Capsule Technologies earns FDA green light on capnography monitor

Capsule Technologies, a medical device-maker (not to be confused with digital pharmacy Capsule), has just landed […]

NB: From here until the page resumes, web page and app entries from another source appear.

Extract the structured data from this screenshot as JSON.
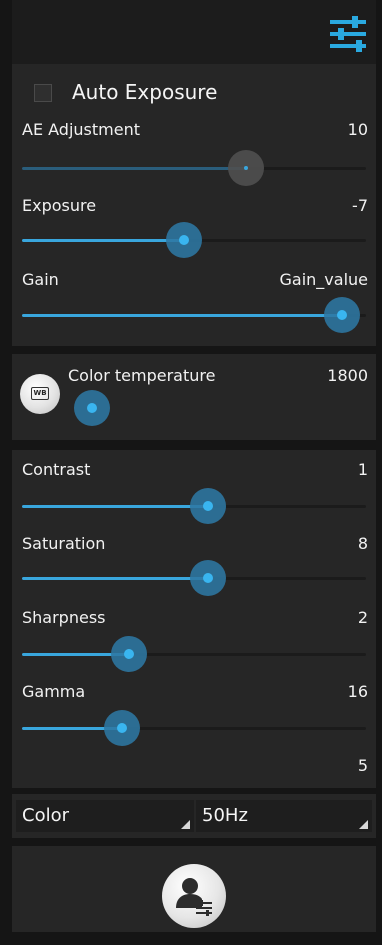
{
  "header": {
    "menu_icon": "sliders-menu-icon",
    "accent_color": "#39a6dd"
  },
  "exposure_panel": {
    "auto_exposure": {
      "label": "Auto Exposure",
      "checked": false
    },
    "ae_adjustment": {
      "label": "AE Adjustment",
      "value": "10",
      "level_percent": 65,
      "enabled": false
    },
    "exposure": {
      "label": "Exposure",
      "value": "-7",
      "level_percent": 47
    },
    "gain": {
      "label": "Gain",
      "value": "Gain_value",
      "level_percent": 93
    }
  },
  "white_balance_panel": {
    "wb_button_icon": "wb-icon",
    "wb_badge_text": "WB",
    "color_temperature": {
      "label": "Color temperature",
      "value": "1800",
      "level_percent": 0
    }
  },
  "image_panel": {
    "contrast": {
      "label": "Contrast",
      "value": "1",
      "level_percent": 54
    },
    "saturation": {
      "label": "Saturation",
      "value": "8",
      "level_percent": 54
    },
    "sharpness": {
      "label": "Sharpness",
      "value": "2",
      "level_percent": 31
    },
    "gamma": {
      "label": "Gamma",
      "value": "16",
      "level_percent": 29
    },
    "extra_value": "5"
  },
  "dropdowns": {
    "color_mode": "Color",
    "power_frequency": "50Hz"
  },
  "footer": {
    "user_settings_icon": "user-settings-icon"
  }
}
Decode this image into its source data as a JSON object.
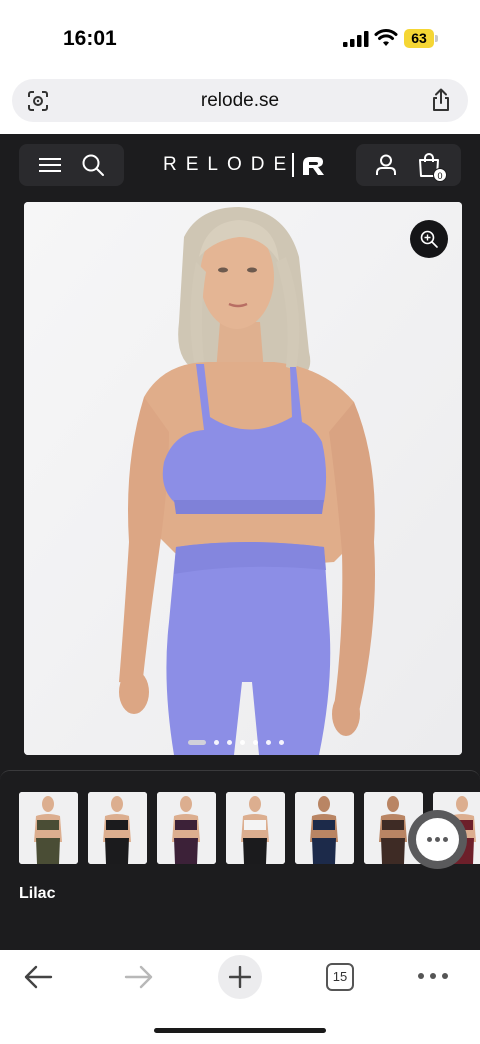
{
  "status_bar": {
    "time": "16:01",
    "battery_level": "63",
    "icons": [
      "signal-icon",
      "wifi-icon",
      "battery-icon"
    ]
  },
  "browser": {
    "url": "relode.se",
    "open_tabs_count": "15",
    "icons": [
      "page-settings-icon",
      "share-icon",
      "back-arrow-icon",
      "forward-arrow-icon",
      "plus-icon",
      "tabs-icon",
      "more-icon"
    ]
  },
  "site": {
    "logo_text": "RELODE",
    "cart_count": "0",
    "selected_color": "Lilac",
    "image_gallery": {
      "image_count": 7,
      "active_index": 0
    },
    "thumbnail_count": 7,
    "icons": [
      "menu-icon",
      "search-icon",
      "account-icon",
      "shopping-bag-icon",
      "zoom-icon",
      "chat-icon"
    ],
    "colors": {
      "background": "#1c1c1e",
      "product": "#8c8ee6"
    }
  }
}
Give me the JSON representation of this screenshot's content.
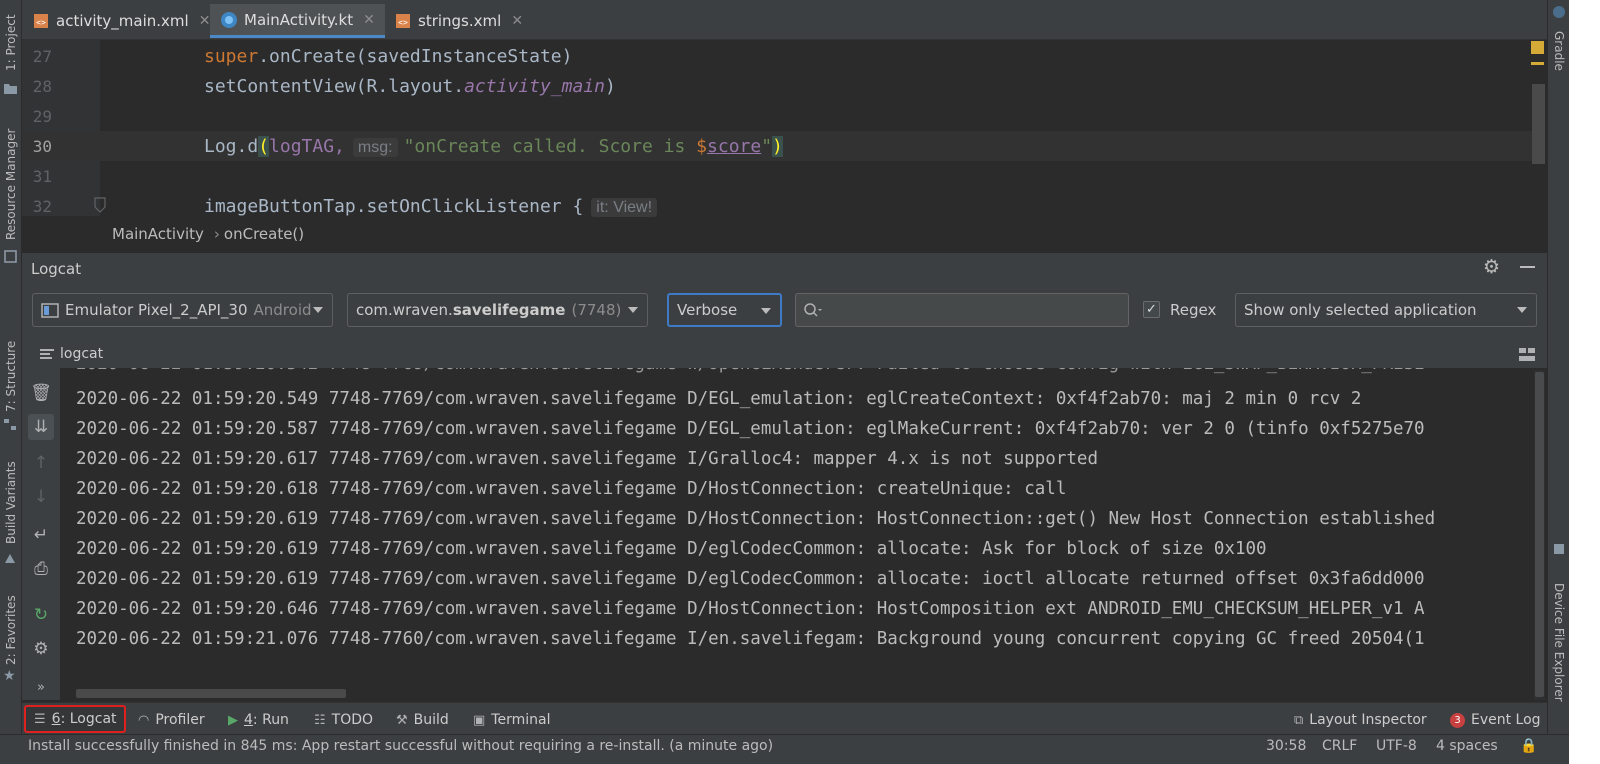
{
  "tabs": [
    {
      "label": "activity_main.xml",
      "icon": "xml-file-icon",
      "active": false
    },
    {
      "label": "MainActivity.kt",
      "icon": "kotlin-file-icon",
      "active": true
    },
    {
      "label": "strings.xml",
      "icon": "xml-file-icon",
      "active": false
    }
  ],
  "left_strip": {
    "project": "1: Project",
    "resource_manager": "Resource Manager",
    "structure": "7: Structure",
    "build_variants": "Build Variants",
    "favorites": "2: Favorites"
  },
  "right_strip": {
    "gradle": "Gradle",
    "device_file_explorer": "Device File Explorer"
  },
  "code": {
    "lines": [
      {
        "num": "27",
        "a": "super",
        "b": ".onCreate(savedInstanceState)"
      },
      {
        "num": "28",
        "a": "setContentView(R.layout.",
        "b": "activity_main",
        "c": ")"
      },
      {
        "num": "29"
      },
      {
        "num": "30",
        "a": "Log.d",
        "open": "(",
        "arg1": "logTAG,",
        "hint": "msg:",
        "str_start": "\"onCreate called. Score is ",
        "dollar": "$",
        "var": "score",
        "str_end": "\"",
        "close": ")"
      },
      {
        "num": "31"
      },
      {
        "num": "32",
        "a": "imageButtonTap.setOnClickListener {",
        "hint": "it: View!"
      }
    ]
  },
  "breadcrumb": {
    "class": "MainActivity",
    "method": "onCreate()",
    "separator": "›"
  },
  "logcat": {
    "title": "Logcat",
    "device": "Emulator Pixel_2_API_30",
    "device_suffix": "Android",
    "process_prefix": "com.wraven.",
    "process_bold": "savelifegame",
    "process_pid": "(7748)",
    "level": "Verbose",
    "search_value": "",
    "regex_label": "Regex",
    "regex_checked": true,
    "filter": "Show only selected application",
    "tab_label": "logcat",
    "lines": [
      "2020-06-22 01:59:20.549 7748-7769/com.wraven.savelifegame D/EGL_emulation: eglCreateContext: 0xf4f2ab70: maj 2 min 0 rcv 2",
      "2020-06-22 01:59:20.587 7748-7769/com.wraven.savelifegame D/EGL_emulation: eglMakeCurrent: 0xf4f2ab70: ver 2 0 (tinfo 0xf5275e70",
      "2020-06-22 01:59:20.617 7748-7769/com.wraven.savelifegame I/Gralloc4: mapper 4.x is not supported",
      "2020-06-22 01:59:20.618 7748-7769/com.wraven.savelifegame D/HostConnection: createUnique: call",
      "2020-06-22 01:59:20.619 7748-7769/com.wraven.savelifegame D/HostConnection: HostConnection::get() New Host Connection established",
      "2020-06-22 01:59:20.619 7748-7769/com.wraven.savelifegame D/eglCodecCommon: allocate: Ask for block of size 0x100",
      "2020-06-22 01:59:20.619 7748-7769/com.wraven.savelifegame D/eglCodecCommon: allocate: ioctl allocate returned offset 0x3fa6dd000",
      "2020-06-22 01:59:20.646 7748-7769/com.wraven.savelifegame D/HostConnection: HostComposition ext ANDROID_EMU_CHECKSUM_HELPER_v1 A",
      "2020-06-22 01:59:21.076 7748-7760/com.wraven.savelifegame I/en.savelifegam: Background young concurrent copying GC freed 20504(1"
    ]
  },
  "bottom_bar": {
    "logcat_num": "6",
    "logcat_label": ": Logcat",
    "profiler": "Profiler",
    "run_num": "4",
    "run_label": ": Run",
    "todo": "TODO",
    "build": "Build",
    "terminal": "Terminal",
    "layout_inspector": "Layout Inspector",
    "event_log": "Event Log",
    "event_count": "3"
  },
  "status_bar": {
    "message": "Install successfully finished in 845 ms: App restart successful without requiring a re-install. (a minute ago)",
    "position": "30:58",
    "line_sep": "CRLF",
    "encoding": "UTF-8",
    "indent": "4 spaces"
  },
  "colors": {
    "accent": "#3d7bc7",
    "highlight_border": "#e0201f",
    "background": "#2b2b2b",
    "panel": "#3c3f41"
  }
}
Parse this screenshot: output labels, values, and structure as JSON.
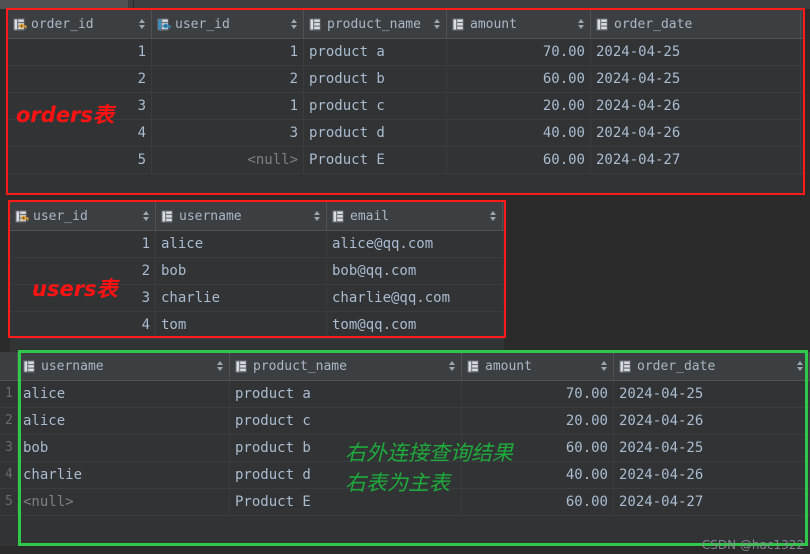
{
  "theme": {
    "bg": "#2b2b2b",
    "grid_bg": "#313335",
    "header_bg": "#3c3f41",
    "text": "#a9bcd0",
    "header_text": "#a9b7c6",
    "null_text": "#808080",
    "annotation_red": "#ff1212",
    "annotation_green": "#1faa3c",
    "pk_key_color": "#e8a33d",
    "fk_key_color": "#3592c4"
  },
  "orders_table": {
    "annotation": "orders表",
    "columns": [
      {
        "label": "order_id",
        "icon": "table-primary-key-icon",
        "sortable": true,
        "align": "right"
      },
      {
        "label": "user_id",
        "icon": "table-foreign-key-icon",
        "sortable": true,
        "align": "right"
      },
      {
        "label": "product_name",
        "icon": "table-column-icon",
        "sortable": true,
        "align": "left"
      },
      {
        "label": "amount",
        "icon": "table-column-icon",
        "sortable": true,
        "align": "right"
      },
      {
        "label": "order_date",
        "icon": "table-column-icon",
        "sortable": false,
        "align": "left"
      }
    ],
    "rows": [
      [
        "1",
        "1",
        "product a",
        "70.00",
        "2024-04-25"
      ],
      [
        "2",
        "2",
        "product b",
        "60.00",
        "2024-04-25"
      ],
      [
        "3",
        "1",
        "product c",
        "20.00",
        "2024-04-26"
      ],
      [
        "4",
        "3",
        "product d",
        "40.00",
        "2024-04-26"
      ],
      [
        "5",
        "<null>",
        "Product E",
        "60.00",
        "2024-04-27"
      ]
    ]
  },
  "users_table": {
    "annotation": "users表",
    "columns": [
      {
        "label": "user_id",
        "icon": "table-primary-key-icon",
        "sortable": true,
        "align": "right"
      },
      {
        "label": "username",
        "icon": "table-column-icon",
        "sortable": true,
        "align": "left"
      },
      {
        "label": "email",
        "icon": "table-column-icon",
        "sortable": true,
        "align": "left"
      }
    ],
    "rows": [
      [
        "1",
        "alice",
        "alice@qq.com"
      ],
      [
        "2",
        "bob",
        "bob@qq.com"
      ],
      [
        "3",
        "charlie",
        "charlie@qq.com"
      ],
      [
        "4",
        "tom",
        "tom@qq.com"
      ]
    ]
  },
  "result_table": {
    "annotation_line1": "右外连接查询结果",
    "annotation_line2": "右表为主表",
    "columns": [
      {
        "label": "username",
        "icon": "table-column-icon",
        "sortable": true,
        "align": "left"
      },
      {
        "label": "product_name",
        "icon": "table-column-icon",
        "sortable": true,
        "align": "left"
      },
      {
        "label": "amount",
        "icon": "table-column-icon",
        "sortable": true,
        "align": "right"
      },
      {
        "label": "order_date",
        "icon": "table-column-icon",
        "sortable": true,
        "align": "left"
      }
    ],
    "row_numbers": [
      "1",
      "2",
      "3",
      "4",
      "5"
    ],
    "rows": [
      [
        "alice",
        "product a",
        "70.00",
        "2024-04-25"
      ],
      [
        "alice",
        "product c",
        "20.00",
        "2024-04-26"
      ],
      [
        "bob",
        "product b",
        "60.00",
        "2024-04-25"
      ],
      [
        "charlie",
        "product d",
        "40.00",
        "2024-04-26"
      ],
      [
        "<null>",
        "Product E",
        "60.00",
        "2024-04-27"
      ]
    ]
  },
  "watermark": "CSDN @hac1322"
}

Capsule Technologies, a medical device-maker (not to be confused with digital pharmacy Capsule), has just landed FDA 510(k) clearance for its new connected capnography-monitoring technology.
Called Vitals Plus monitoring solution, it was created to incorporate Masimo’s NomoLine ISA CO2, and designed to keep track of a patient’s end-tidal carbon dioxide, respiratory rate, and fractional inspired CO2. The company is pitching the technology as a way to keep track of a patient’s ventilation adequacy and changes in a patient’s cardio and respiratory conditions.
The data from the monitors can be sent directly to the EHR. The tech can be integrated with Capsule’s Early Warning Scoring System (EWSS) in order to alert care teams if a patient is deteriorating.
The company said that these measurements are key to accessing hypoventilation and hyperventilation after respiratory depression or arrest. It can also be used to help check for spontaneous circulation after a heart attack.
“The ability to continuously monitor CO2 levels keeps patients safer by identifying deterioration faster than other methods,” said Hemant Goel, CEO of Capsule. “Our partnership with Masimo gives clinicians a convenient way to add this important measurement for immediate use and automatically add the measurement data to the patient record with other patient vital signs. This FDA 510(k) clearance also helps expand Vitals Plus into more low- and mid-acuity care settings, including more opportunities to help hospitals monitor patients receiving opioids, which is an increasingly important application for capnography.”
Connected medical devices have been on the rise for the last decade. Capsule is over 20 years old and has been consistently working in that space. During the coronavirus Kevin Phillips, VP of product management at Capsule, told MobiHealthNews that the company supported connected ventilators.
“So we have a surveillance solution that gives critical experienced care clinicians visibility on those ventilated patients and identifies emerging clinically actionable events so that we can reduce the time that clinicians have to go into the patient rooms,” Philips said.
While the connected medical devices is growing in popularity the FDA has been rolling out guidance about the tools. In 2018 the agency unveiled its Medical Device Cybersecurity Regional Incident Preparedness and Response Playbook, which is codeveloped with Mitre Corporation.
Original Article: (

Original Article: (